Puppies are lovely little creatures no matter what breed they happen to be and sharing your home with one is a lot of fun. However, when they start teething it can be a little stressful for your four-legged companion because through no fault of their own they start chewing on just about everything they come across around the home just to ease their discomfort!
The thing to remember is during the first year of their lives, puppies have a lot to deal with and they have to cope with some pretty big changes. This includes things that start happening in their mouths. By the time they arrive home with you, puppy will have had their deciduous (baby) teeth burst through their gums, which typically happens when they are just 2 to 3 weeks old. At around eight weeks old, they should have all of these small albeit very sharp teeth in place and it’s when “mum” really starts to object a little when they try to suckle her and you know it's time for pups to be weaned!
Puppies start to lose their puppy teeth at anything from 8 to 12 weeks old. You'll probably notice they are quite loose and start falling out which they have to do to make room for their permanent teeth to push through. The first of these to appear are your pup's incisors, closely followed by their canine teeth (fangs) and then their premolars will appear.

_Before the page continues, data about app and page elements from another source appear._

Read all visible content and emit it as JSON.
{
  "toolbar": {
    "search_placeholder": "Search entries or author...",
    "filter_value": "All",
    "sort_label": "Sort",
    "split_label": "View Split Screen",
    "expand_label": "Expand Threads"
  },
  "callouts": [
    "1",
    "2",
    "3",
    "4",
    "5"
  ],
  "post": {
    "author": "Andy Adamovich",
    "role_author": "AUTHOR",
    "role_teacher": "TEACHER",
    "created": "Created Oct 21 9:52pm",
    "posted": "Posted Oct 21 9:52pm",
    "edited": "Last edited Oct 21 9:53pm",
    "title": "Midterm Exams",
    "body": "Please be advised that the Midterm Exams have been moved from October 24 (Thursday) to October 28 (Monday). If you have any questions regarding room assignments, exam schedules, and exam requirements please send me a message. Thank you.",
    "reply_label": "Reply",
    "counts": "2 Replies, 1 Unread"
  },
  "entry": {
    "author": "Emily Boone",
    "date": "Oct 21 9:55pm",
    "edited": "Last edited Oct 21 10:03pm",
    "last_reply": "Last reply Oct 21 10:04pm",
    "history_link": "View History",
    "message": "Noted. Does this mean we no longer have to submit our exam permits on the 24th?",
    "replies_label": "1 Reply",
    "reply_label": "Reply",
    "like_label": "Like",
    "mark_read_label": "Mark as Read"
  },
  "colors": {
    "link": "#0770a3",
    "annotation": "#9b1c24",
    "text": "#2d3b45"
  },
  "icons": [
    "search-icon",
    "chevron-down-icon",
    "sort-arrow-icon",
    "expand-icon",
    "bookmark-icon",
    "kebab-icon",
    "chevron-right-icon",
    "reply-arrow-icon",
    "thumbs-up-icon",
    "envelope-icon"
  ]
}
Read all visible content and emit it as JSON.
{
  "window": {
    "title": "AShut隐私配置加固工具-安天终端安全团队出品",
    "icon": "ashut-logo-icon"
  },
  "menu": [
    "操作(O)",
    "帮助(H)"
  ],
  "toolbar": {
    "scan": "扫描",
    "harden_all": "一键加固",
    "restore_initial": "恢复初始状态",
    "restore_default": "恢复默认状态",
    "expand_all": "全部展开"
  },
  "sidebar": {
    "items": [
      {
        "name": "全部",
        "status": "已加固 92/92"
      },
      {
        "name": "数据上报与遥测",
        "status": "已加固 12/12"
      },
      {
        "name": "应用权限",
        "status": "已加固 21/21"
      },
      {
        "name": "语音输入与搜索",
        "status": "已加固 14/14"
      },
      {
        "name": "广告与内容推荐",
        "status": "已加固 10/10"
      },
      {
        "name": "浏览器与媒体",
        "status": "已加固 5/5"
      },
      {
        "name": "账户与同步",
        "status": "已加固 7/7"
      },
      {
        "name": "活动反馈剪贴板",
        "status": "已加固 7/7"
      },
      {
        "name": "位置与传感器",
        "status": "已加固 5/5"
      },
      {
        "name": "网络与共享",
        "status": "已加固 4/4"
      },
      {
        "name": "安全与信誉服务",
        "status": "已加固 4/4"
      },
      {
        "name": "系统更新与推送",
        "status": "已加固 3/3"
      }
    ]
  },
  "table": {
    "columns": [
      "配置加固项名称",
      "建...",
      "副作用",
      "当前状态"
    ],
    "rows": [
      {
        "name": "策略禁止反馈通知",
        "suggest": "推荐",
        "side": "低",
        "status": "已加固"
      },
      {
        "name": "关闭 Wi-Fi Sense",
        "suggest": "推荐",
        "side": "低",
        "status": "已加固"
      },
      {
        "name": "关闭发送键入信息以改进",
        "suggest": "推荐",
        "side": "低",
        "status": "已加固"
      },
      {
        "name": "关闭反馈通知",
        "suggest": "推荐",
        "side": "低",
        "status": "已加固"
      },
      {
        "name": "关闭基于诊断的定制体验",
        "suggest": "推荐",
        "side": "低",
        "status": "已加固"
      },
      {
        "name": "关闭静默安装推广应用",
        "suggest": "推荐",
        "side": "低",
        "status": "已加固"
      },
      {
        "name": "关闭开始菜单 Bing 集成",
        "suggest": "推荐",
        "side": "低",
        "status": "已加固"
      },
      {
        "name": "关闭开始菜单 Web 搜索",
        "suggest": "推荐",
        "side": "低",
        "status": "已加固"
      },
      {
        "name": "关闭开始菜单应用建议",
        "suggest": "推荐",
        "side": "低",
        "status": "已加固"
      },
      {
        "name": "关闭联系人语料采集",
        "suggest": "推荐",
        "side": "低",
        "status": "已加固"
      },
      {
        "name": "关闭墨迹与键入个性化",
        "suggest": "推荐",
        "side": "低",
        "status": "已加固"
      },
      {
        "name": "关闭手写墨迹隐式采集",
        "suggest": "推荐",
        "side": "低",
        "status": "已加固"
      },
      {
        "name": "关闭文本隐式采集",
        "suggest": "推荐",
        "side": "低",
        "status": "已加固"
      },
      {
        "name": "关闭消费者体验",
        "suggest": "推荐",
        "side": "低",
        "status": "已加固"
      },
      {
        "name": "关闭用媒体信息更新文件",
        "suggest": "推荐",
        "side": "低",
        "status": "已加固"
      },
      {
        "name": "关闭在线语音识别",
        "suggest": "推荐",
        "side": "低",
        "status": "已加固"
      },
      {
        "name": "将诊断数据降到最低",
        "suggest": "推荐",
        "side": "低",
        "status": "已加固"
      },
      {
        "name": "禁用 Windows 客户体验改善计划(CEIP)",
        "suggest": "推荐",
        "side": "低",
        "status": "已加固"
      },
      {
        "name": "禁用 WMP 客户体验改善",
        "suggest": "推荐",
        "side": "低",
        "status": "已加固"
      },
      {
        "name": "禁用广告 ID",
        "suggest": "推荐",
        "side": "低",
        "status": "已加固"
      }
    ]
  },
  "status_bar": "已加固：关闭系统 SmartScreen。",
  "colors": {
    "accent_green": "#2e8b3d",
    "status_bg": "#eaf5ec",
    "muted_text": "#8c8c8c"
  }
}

The last of the permanent teeth to push through are your puppy's molars. Most breeds have their full set of permanent teeth by the time they reach 8 months old.
Dogs just like people can suffer painful dental issues and this includes young puppies. It's really important to keep an eye on your pup's teeth right from the word go to make sure all their permanent adult ones are coming through correctly and that none are impacted or are pushing through at a funny angle. If it looks like anything untoward is going on in their mouths, a quick trip to the vet is definitely in order so they can assess your pet's mouth and recommend what should be done to correct things.
Retained deciduous teeth - when baby teeth don't fall out it leaves no room for the permanent teeth to push through which is a condition referred to as “retained deciduous teeth”. When two teeth have to compete for the same space it can be very painful and lead to all sorts of other dental issues. Every time your pup eats anything, food will get caught in between the two teeth which will eventually lead to them suffering from periodontal disease.
Pressure can build up when baby teeth leave no room for permanent teeth to grow properly and this leads to the tooth growing at abnormal angles in your puppy's mouth. This can lead to ulcers developing, especially if the tooth starts to rub on a puppy's lips or gums. It can also affect your puppies “bite” which means the upper and lower teeth won't meet properly and this makes it that much harder for them to chew their food correctly.
If you suspect your puppy has any retained deciduous teeth in their mouths, you need to ask the vet to examine them and if necessary remove the offending teeth surgically to correct the problem. In a perfect world, this would need to be done as soon as possible so that the permanent tooth can grow through normally. Most vets would take a close look at a young dog's teeth when they are taken in to be neutered or spayed because it's so much easier to do when dogs are sedated. If the vet finds any problems with retained deciduous teeth, this is when they could correct the problem if it's previously gone unnoticed.
It's really important to help puppies through the painful teething process they all go through and the best way of doing this is to make sure they have plenty of safe, well made chewy rubber toys to gnaw on whenever they feel the need to do so. If they are experiencing lots of discomfort, there are some very good puppy specific products on the market which can really make life more comfortable for your little friend. These soothing gels are formulated for use on puppies and they help them through some difficult times. You can also buy special soothing treats for your pup to gnaw on which helps take away a lot of the discomfort too.
Teething can be a difficult time for a puppy so making things more comfortable for them goes a long way in not only helping them through the process, but it saves your furniture too. It’s a good idea to keep an eye on things when your puppy is losing their baby teeth to make sure their permanent ones are coming through properly and that no deciduous teeth are refusing to fall out causing a condition known as retained deciduous teeth. If you suspect there is a problem the sooner the vet deals with it the better because it means your pup’s permanent teeth can grow through correctly.